Jones, D., Luck, J., McConachie, J., & Danaher, P. A. (2005). The teleological brake on ICTs in open and distance learning. Adelaide.
Jones, D., & Muldoon, N. (2007). The teleological reason why ICTs limit choice for university learners and learning. In R. J. Atkinson, C. McBeath, S. K. A. Soong, & C. Cheers (Eds.), (pp. 450-459). Singapore. Retrieved from http://www.ascilite.org.au/conferences/singapore07/procs/jones-d.pdf
Pettit, J. (2005). Conferencing and Workshops: a blend for staff development. Education, Communication & Information, 5(3), 251-263. doi:10.1080/14636310500350505
Rossi, D., & Luck, J. (2011). Wrestling, wrangling and reaping: An exploration of educational practice and the transference of academic knowledge and skill in online learning contexts. Studies in Learning, Evaluation, Innovation and Development, 8(1), 60-75. Retrieved from http://www.sleid.cqu.edu.au/include/getdoc.php?id=1122&article=391&mode=pdf
Tickle, K., Muldoon, N., & Tennent, B. (2009). Moodle and the institutional repositioning of learning and teaching at CQUniversity. Auckland, NZ. Retrieved from http://www.ascilite.org.au/conferences/auckland09/procs/tickle.pdf
Truex, D., Baskerville, R., & Klein, H. (1999). Growing systems in emergent organizations. Communications of the ACM, 42(8), 117-123.

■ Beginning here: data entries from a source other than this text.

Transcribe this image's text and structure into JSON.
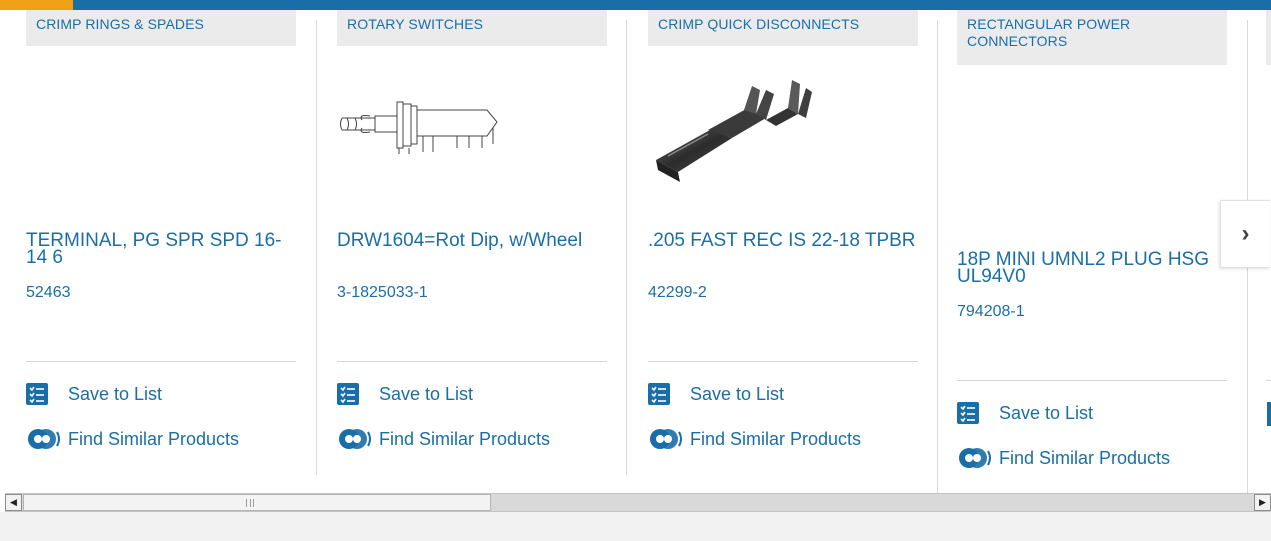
{
  "colors": {
    "brand_blue": "#1a6ea7",
    "accent_orange": "#f0a014",
    "category_bg": "#ebebeb"
  },
  "cards": [
    {
      "category": "CRIMP RINGS & SPADES",
      "title": "TERMINAL, PG SPR SPD 16-14 6",
      "part_number": "52463",
      "image": "none",
      "save_label": "Save to List",
      "similar_label": "Find Similar Products"
    },
    {
      "category": "ROTARY SWITCHES",
      "title": "DRW1604=Rot Dip, w/Wheel",
      "part_number": "3-1825033-1",
      "image": "rotary-switch-drawing",
      "save_label": "Save to List",
      "similar_label": "Find Similar Products"
    },
    {
      "category": "CRIMP QUICK DISCONNECTS",
      "title": ".205 FAST REC IS 22-18 TPBR",
      "part_number": "42299-2",
      "image": "quick-disconnect-photo",
      "save_label": "Save to List",
      "similar_label": "Find Similar Products"
    },
    {
      "category": "RECTANGULAR POWER CONNECTORS",
      "title": "18P MINI UMNL2 PLUG HSG UL94V0",
      "part_number": "794208-1",
      "image": "none",
      "save_label": "Save to List",
      "similar_label": "Find Similar Products"
    }
  ],
  "next_button": {
    "icon": "chevron-right-icon",
    "glyph": "›"
  },
  "scrollbar": {
    "left_arrow": "◀",
    "right_arrow": "▶"
  }
}
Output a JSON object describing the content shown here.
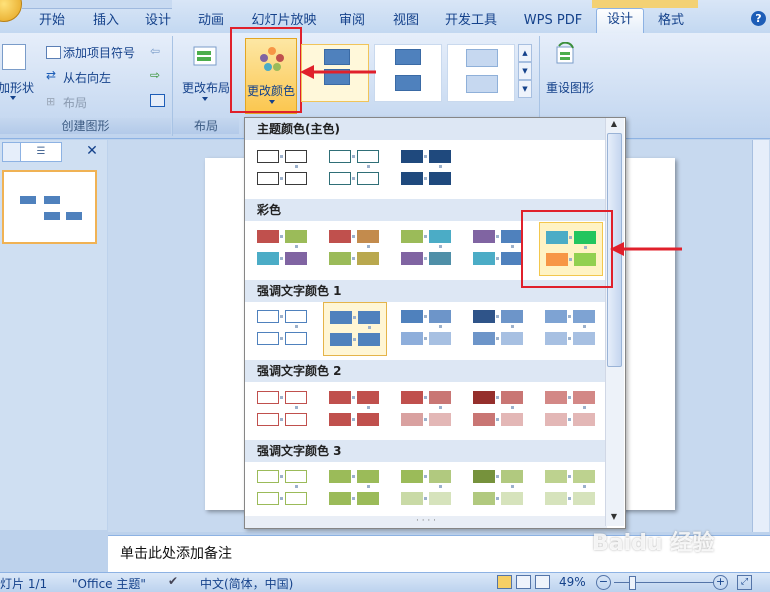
{
  "ribbon_tabs": [
    "开始",
    "插入",
    "设计",
    "动画",
    "幻灯片放映",
    "审阅",
    "视图",
    "开发工具",
    "WPS PDF",
    "设计",
    "格式"
  ],
  "active_tab": "设计",
  "create_graphic": {
    "add_bullet": "添加项目符号",
    "right_to_left": "从右向左",
    "layout": "布局",
    "add_shape": "添加形状",
    "group_label": "创建图形"
  },
  "layouts": {
    "change_layout": "更改布局",
    "group_label": "布局"
  },
  "change_colors": "更改颜色",
  "reset_graphic": "重设图形",
  "dropdown": {
    "sections": [
      {
        "title": "主题颜色(主色)",
        "palettes": [
          [
            "#ffffff",
            "#ffffff",
            "#ffffff",
            "#ffffff",
            "outline-dark"
          ],
          [
            "#ffffff",
            "#ffffff",
            "#ffffff",
            "#ffffff",
            "outline-teal"
          ],
          [
            "#1f497d",
            "#1f497d",
            "#1f497d",
            "#1f497d",
            "fill"
          ]
        ]
      },
      {
        "title": "彩色",
        "palettes": [
          [
            "#c0504d",
            "#9bbb59",
            "#4bacc6",
            "#8064a2",
            "fill"
          ],
          [
            "#c0504d",
            "#c38b4d",
            "#9bbb59",
            "#b9a84e",
            "fill"
          ],
          [
            "#9bbb59",
            "#4bacc6",
            "#8064a2",
            "#4f8fa8",
            "fill"
          ],
          [
            "#8064a2",
            "#4f81bd",
            "#4bacc6",
            "#4f81bd",
            "fill"
          ],
          [
            "#4bacc6",
            "#22c55e",
            "#f79646",
            "#92d050",
            "fill"
          ]
        ]
      },
      {
        "title": "强调文字颜色 1",
        "palettes": [
          [
            "#ffffff",
            "#ffffff",
            "#ffffff",
            "#ffffff",
            "outline-blue"
          ],
          [
            "#4f81bd",
            "#4f81bd",
            "#4f81bd",
            "#4f81bd",
            "fill"
          ],
          [
            "#4f81bd",
            "#6d95c9",
            "#8eaedb",
            "#a7c0e2",
            "fill"
          ],
          [
            "#2f5489",
            "#6d95c9",
            "#6d95c9",
            "#a7c0e2",
            "fill"
          ],
          [
            "#7ea3d3",
            "#7ea3d3",
            "#a7c0e2",
            "#a7c0e2",
            "fill"
          ]
        ]
      },
      {
        "title": "强调文字颜色 2",
        "palettes": [
          [
            "#ffffff",
            "#ffffff",
            "#ffffff",
            "#ffffff",
            "outline-red"
          ],
          [
            "#c0504d",
            "#c0504d",
            "#c0504d",
            "#c0504d",
            "fill"
          ],
          [
            "#c0504d",
            "#c97674",
            "#d9a1a0",
            "#e3b7b6",
            "fill"
          ],
          [
            "#952f2c",
            "#c97674",
            "#c97674",
            "#e3b7b6",
            "fill"
          ],
          [
            "#d38886",
            "#d38886",
            "#e3b7b6",
            "#e3b7b6",
            "fill"
          ]
        ]
      },
      {
        "title": "强调文字颜色 3",
        "palettes": [
          [
            "#ffffff",
            "#ffffff",
            "#ffffff",
            "#ffffff",
            "outline-green"
          ],
          [
            "#9bbb59",
            "#9bbb59",
            "#9bbb59",
            "#9bbb59",
            "fill"
          ],
          [
            "#9bbb59",
            "#b1c97f",
            "#c9daa6",
            "#d6e3bc",
            "fill"
          ],
          [
            "#76923c",
            "#b1c97f",
            "#b1c97f",
            "#d6e3bc",
            "fill"
          ],
          [
            "#bdd28f",
            "#bdd28f",
            "#d6e3bc",
            "#d6e3bc",
            "fill"
          ]
        ]
      }
    ]
  },
  "notes_placeholder": "单击此处添加备注",
  "status": {
    "slide": "灯片 1/1",
    "theme": "\"Office 主题\"",
    "language": "中文(简体，中国)",
    "zoom": "49%"
  },
  "watermark": "Baidu 经验"
}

Wise, L., & Quealy, J. (2006). LMS Governance Project Report. Melbourne, Australia: Melbourne-Monash Collaboration in Education Technologies. Retrieved from http://www.infodiv.unimelb.edu.au/telars/talmet/melbmonash/media/LMSGovernanceFinalReport.pdf